Organic living correlates with healthy living. Supposedly “health is wealth”. Blue Hen prides itself of eating and drinking organic, so try it out if you must for organic food that is hopefully healthy because it will not leave you wealthy after you walk out the door.
This place is Zagat and Citysearch recognized, amongst many others. But with the coming paragraphs, it makes me doubt myself as to what I did a couple of hours before i tread to this Vietnamese place. Was this karma, I asked. Its menu is somewhat authentic and fairly small, but considerably larger than most Vietnamese places. There are additional specials on the wall, next to the many 8.5 X 11 customer artwork.
The imperial rolls ($6.75) were stuffed with chicken (or tofu) and were fried crispy, not too oily as they may tend to. But they were the highlight of the meal. The hand-cut turmeric fries ($4.75) were a mix of soggy and oily russet and Japanese sweet potato, served with diluted fish sauce dip and organic ketchup. The vegetable Vietnamese crepe ($8.95) with tofu was the special of the day. It was filled with fillers; more bean sprouts and carrots, not enough tofu. They all came disassembled on a plate, too much work for something unremarkable. The caramelized ginger and organic chicken and tofu ($9.50) was served with brown (or jasmine) rice and market greens, which at that time happened to be Chinese broccoli. The caramelized ginger was misleading as it did not exist on this dish, maybe it was the “aromatic broth” that tasted more like concentrated fish sauce. It was too salty, failing anything else on the dish to come through. The warm organic banana pudding, although ordinary, was a welcomed taste after the salty onslaught.

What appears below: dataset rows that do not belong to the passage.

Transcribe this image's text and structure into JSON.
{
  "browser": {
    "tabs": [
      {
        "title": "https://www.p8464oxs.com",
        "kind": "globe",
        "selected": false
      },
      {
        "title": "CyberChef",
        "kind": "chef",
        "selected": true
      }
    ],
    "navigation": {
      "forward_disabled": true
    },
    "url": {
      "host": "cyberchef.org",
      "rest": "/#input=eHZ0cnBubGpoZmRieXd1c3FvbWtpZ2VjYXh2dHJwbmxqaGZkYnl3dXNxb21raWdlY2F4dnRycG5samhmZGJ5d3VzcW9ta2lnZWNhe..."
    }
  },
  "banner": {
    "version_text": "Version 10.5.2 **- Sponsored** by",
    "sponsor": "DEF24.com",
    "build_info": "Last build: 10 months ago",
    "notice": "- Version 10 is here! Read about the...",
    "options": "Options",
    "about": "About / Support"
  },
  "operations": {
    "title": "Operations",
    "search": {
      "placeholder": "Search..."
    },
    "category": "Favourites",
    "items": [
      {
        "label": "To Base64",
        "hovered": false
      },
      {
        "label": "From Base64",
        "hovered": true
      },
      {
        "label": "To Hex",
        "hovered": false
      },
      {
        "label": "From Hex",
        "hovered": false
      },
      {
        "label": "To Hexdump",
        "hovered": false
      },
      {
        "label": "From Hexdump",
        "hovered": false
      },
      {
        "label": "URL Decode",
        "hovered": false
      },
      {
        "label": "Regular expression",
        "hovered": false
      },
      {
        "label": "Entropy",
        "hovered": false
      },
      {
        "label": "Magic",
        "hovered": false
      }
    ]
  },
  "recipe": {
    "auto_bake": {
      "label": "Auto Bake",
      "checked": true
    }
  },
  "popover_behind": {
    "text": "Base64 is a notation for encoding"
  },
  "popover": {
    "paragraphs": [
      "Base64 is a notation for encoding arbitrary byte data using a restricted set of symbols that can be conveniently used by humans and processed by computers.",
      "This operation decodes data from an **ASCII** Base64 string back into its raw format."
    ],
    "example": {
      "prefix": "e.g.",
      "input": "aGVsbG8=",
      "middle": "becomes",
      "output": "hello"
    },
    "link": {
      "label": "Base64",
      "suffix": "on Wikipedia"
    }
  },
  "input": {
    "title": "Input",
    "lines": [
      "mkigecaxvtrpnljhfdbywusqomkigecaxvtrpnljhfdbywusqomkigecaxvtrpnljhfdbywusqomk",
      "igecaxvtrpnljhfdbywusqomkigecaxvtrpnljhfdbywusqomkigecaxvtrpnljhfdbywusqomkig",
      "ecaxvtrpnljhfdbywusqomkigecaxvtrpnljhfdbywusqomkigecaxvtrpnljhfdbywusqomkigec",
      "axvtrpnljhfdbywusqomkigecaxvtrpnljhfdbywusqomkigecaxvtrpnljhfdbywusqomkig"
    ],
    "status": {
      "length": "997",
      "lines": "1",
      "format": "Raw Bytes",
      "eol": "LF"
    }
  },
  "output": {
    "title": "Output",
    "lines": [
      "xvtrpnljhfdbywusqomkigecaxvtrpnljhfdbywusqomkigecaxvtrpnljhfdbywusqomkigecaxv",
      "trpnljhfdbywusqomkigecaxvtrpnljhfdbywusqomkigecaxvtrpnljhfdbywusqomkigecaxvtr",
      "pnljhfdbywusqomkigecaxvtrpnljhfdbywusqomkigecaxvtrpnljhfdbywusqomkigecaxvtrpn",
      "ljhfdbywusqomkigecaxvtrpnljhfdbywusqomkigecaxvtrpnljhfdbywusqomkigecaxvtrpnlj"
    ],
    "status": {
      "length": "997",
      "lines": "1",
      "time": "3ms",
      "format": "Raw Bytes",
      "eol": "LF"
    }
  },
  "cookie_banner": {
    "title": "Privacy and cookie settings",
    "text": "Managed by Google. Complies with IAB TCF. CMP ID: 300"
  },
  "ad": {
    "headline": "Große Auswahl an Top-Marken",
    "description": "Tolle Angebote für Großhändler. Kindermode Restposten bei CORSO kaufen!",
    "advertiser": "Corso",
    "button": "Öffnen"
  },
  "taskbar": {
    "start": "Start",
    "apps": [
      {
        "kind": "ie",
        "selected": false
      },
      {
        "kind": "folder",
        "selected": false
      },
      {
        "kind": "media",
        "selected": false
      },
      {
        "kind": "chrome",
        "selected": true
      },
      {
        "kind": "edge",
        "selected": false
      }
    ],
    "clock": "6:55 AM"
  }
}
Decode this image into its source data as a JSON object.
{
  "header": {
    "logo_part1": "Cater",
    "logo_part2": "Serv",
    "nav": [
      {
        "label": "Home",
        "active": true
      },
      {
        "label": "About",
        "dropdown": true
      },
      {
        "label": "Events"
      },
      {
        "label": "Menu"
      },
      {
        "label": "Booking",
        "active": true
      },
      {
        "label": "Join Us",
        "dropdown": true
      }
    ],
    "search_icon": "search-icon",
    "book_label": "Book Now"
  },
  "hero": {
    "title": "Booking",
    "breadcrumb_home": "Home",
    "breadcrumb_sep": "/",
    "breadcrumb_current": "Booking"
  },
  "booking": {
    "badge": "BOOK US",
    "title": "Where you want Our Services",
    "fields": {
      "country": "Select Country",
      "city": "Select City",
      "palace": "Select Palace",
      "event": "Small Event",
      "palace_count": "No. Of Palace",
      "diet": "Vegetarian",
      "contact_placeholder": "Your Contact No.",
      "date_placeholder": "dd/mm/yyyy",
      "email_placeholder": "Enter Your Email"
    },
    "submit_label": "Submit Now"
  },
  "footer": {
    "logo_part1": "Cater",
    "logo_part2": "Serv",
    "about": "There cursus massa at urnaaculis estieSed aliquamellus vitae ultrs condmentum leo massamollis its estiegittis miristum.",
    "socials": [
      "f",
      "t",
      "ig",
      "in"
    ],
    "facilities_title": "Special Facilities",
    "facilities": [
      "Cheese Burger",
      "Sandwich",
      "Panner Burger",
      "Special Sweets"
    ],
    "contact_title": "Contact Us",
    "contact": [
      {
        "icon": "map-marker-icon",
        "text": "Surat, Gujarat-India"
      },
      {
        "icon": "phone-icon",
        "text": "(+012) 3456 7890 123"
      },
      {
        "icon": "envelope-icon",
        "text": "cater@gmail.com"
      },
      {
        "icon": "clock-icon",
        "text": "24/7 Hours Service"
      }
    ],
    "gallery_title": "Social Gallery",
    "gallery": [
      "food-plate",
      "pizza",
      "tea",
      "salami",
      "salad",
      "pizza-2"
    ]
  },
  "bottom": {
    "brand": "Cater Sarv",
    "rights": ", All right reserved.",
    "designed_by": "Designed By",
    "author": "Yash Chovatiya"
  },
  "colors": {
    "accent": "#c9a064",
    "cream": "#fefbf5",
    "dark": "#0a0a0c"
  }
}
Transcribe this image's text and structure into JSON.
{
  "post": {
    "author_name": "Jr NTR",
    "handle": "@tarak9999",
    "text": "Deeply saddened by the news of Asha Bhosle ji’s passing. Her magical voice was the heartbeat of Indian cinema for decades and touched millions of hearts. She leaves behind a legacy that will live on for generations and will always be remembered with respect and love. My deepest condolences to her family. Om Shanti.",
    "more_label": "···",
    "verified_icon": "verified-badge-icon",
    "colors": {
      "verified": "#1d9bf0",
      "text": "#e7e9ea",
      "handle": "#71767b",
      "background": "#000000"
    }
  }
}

Maybe it was my fault to not have their Pho, after all this is a Vietnamese place. But LA does have a lot more really good Pho places and lesser organic Vietnamese restaurants. The better choice might have been to try the soup regardless, but too late now. And their prices question sustainable offerings if one needs to save up for a bruising kidney after. Sad to have such a frowning experience in a promising location. But Blue Hen did make the rest of my day blue.